⟨
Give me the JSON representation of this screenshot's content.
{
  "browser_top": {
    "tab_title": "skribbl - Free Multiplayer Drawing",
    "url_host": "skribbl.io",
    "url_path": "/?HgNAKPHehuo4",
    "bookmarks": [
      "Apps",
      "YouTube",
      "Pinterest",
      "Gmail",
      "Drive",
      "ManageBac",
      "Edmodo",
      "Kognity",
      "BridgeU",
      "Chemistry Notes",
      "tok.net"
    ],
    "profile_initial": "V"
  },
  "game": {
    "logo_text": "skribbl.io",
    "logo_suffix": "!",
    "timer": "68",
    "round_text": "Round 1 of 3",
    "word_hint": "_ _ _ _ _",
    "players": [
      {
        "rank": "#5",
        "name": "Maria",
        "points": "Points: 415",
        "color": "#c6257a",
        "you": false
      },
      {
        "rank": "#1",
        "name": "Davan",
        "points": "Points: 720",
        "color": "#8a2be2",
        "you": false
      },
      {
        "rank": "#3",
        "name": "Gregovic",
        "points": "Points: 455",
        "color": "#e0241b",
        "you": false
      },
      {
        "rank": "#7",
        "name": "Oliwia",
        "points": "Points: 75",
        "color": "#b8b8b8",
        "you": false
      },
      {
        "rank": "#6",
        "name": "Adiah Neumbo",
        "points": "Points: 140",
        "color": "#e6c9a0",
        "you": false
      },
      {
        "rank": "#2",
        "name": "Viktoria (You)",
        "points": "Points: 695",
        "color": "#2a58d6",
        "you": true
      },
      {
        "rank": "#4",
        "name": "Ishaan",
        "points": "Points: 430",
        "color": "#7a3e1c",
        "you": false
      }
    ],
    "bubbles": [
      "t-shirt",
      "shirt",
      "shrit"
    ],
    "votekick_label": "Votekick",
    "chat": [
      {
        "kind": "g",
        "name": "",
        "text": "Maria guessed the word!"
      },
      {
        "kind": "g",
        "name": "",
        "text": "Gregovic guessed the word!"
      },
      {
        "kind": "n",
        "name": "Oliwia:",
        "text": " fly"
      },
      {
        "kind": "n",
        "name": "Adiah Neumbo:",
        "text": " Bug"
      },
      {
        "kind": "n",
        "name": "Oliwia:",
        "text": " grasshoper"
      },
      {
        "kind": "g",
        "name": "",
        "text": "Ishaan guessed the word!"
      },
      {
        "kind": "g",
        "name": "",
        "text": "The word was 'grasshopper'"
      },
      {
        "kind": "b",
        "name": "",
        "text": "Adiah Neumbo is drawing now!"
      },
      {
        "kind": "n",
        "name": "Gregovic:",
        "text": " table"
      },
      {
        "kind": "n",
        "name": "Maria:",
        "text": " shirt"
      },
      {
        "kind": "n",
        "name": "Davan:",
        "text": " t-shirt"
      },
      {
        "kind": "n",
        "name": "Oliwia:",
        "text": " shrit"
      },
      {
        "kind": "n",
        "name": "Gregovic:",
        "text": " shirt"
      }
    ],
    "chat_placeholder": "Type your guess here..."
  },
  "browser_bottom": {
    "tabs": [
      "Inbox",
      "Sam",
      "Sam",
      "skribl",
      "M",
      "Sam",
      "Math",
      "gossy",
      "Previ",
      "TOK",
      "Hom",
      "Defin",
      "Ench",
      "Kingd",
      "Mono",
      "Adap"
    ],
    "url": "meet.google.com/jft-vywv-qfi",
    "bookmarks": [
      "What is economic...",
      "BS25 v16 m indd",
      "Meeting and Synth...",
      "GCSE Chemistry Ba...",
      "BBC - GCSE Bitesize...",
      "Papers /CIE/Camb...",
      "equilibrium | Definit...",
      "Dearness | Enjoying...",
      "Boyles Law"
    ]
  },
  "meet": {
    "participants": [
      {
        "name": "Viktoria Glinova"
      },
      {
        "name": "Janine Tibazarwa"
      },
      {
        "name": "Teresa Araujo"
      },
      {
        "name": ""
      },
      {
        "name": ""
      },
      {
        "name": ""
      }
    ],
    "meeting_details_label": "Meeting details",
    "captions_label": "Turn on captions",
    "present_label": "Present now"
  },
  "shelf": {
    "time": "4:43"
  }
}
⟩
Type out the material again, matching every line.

RESPONSE BELOW ::
Give me the JSON representation of this screenshot's content.
{
  "browser_top": {
    "tab_title": "skribbl - Free Multiplayer Drawing",
    "url_host": "skribbl.io",
    "url_path": "/?HgNAKPHehuo4",
    "bookmarks": [
      "Apps",
      "YouTube",
      "Pinterest",
      "Gmail",
      "Drive",
      "ManageBac",
      "Edmodo",
      "Kognity",
      "BridgeU",
      "Chemistry Notes",
      "tok.net"
    ],
    "profile_initial": "V"
  },
  "game": {
    "logo_text": "skribbl.io",
    "logo_suffix": "!",
    "timer": "68",
    "round_text": "Round 1 of 3",
    "word_hint": "_ _ _ _ _",
    "players": [
      {
        "rank": "#5",
        "name": "Maria",
        "points": "Points: 415",
        "color": "#c6257a",
        "you": false
      },
      {
        "rank": "#1",
        "name": "Davan",
        "points": "Points: 720",
        "color": "#8a2be2",
        "you": false
      },
      {
        "rank": "#3",
        "name": "Gregovic",
        "points": "Points: 455",
        "color": "#e0241b",
        "you": false
      },
      {
        "rank": "#7",
        "name": "Oliwia",
        "points": "Points: 75",
        "color": "#b8b8b8",
        "you": false
      },
      {
        "rank": "#6",
        "name": "Adiah Neumbo",
        "points": "Points: 140",
        "color": "#e6c9a0",
        "you": false
      },
      {
        "rank": "#2",
        "name": "Viktoria (You)",
        "points": "Points: 695",
        "color": "#2a58d6",
        "you": true
      },
      {
        "rank": "#4",
        "name": "Ishaan",
        "points": "Points: 430",
        "color": "#7a3e1c",
        "you": false
      }
    ],
    "bubbles": [
      "t-shirt",
      "shirt",
      "shrit"
    ],
    "votekick_label": "Votekick",
    "chat": [
      {
        "kind": "g",
        "name": "",
        "text": "Maria guessed the word!"
      },
      {
        "kind": "g",
        "name": "",
        "text": "Gregovic guessed the word!"
      },
      {
        "kind": "n",
        "name": "Oliwia:",
        "text": " fly"
      },
      {
        "kind": "n",
        "name": "Adiah Neumbo:",
        "text": " Bug"
      },
      {
        "kind": "n",
        "name": "Oliwia:",
        "text": " grasshoper"
      },
      {
        "kind": "g",
        "name": "",
        "text": "Ishaan guessed the word!"
      },
      {
        "kind": "g",
        "name": "",
        "text": "The word was 'grasshopper'"
      },
      {
        "kind": "b",
        "name": "",
        "text": "Adiah Neumbo is drawing now!"
      },
      {
        "kind": "n",
        "name": "Gregovic:",
        "text": " table"
      },
      {
        "kind": "n",
        "name": "Maria:",
        "text": " shirt"
      },
      {
        "kind": "n",
        "name": "Davan:",
        "text": " t-shirt"
      },
      {
        "kind": "n",
        "name": "Oliwia:",
        "text": " shrit"
      },
      {
        "kind": "n",
        "name": "Gregovic:",
        "text": " shirt"
      }
    ],
    "chat_placeholder": "Type your guess here..."
  },
  "browser_bottom": {
    "tabs": [
      "Inbox",
      "Sam",
      "Sam",
      "skribl",
      "M",
      "Sam",
      "Math",
      "gossy",
      "Previ",
      "TOK",
      "Hom",
      "Defin",
      "Ench",
      "Kingd",
      "Mono",
      "Adap"
    ],
    "url": "meet.google.com/jft-vywv-qfi",
    "bookmarks": [
      "What is economic...",
      "BS25 v16 m indd",
      "Meeting and Synth...",
      "GCSE Chemistry Ba...",
      "BBC - GCSE Bitesize...",
      "Papers /CIE/Camb...",
      "equilibrium | Definit...",
      "Dearness | Enjoying...",
      "Boyles Law"
    ]
  },
  "meet": {
    "participants": [
      {
        "name": "Viktoria Glinova"
      },
      {
        "name": "Janine Tibazarwa"
      },
      {
        "name": "Teresa Araujo"
      },
      {
        "name": ""
      },
      {
        "name": ""
      },
      {
        "name": ""
      }
    ],
    "meeting_details_label": "Meeting details",
    "captions_label": "Turn on captions",
    "present_label": "Present now"
  },
  "shelf": {
    "time": "4:43"
  }
}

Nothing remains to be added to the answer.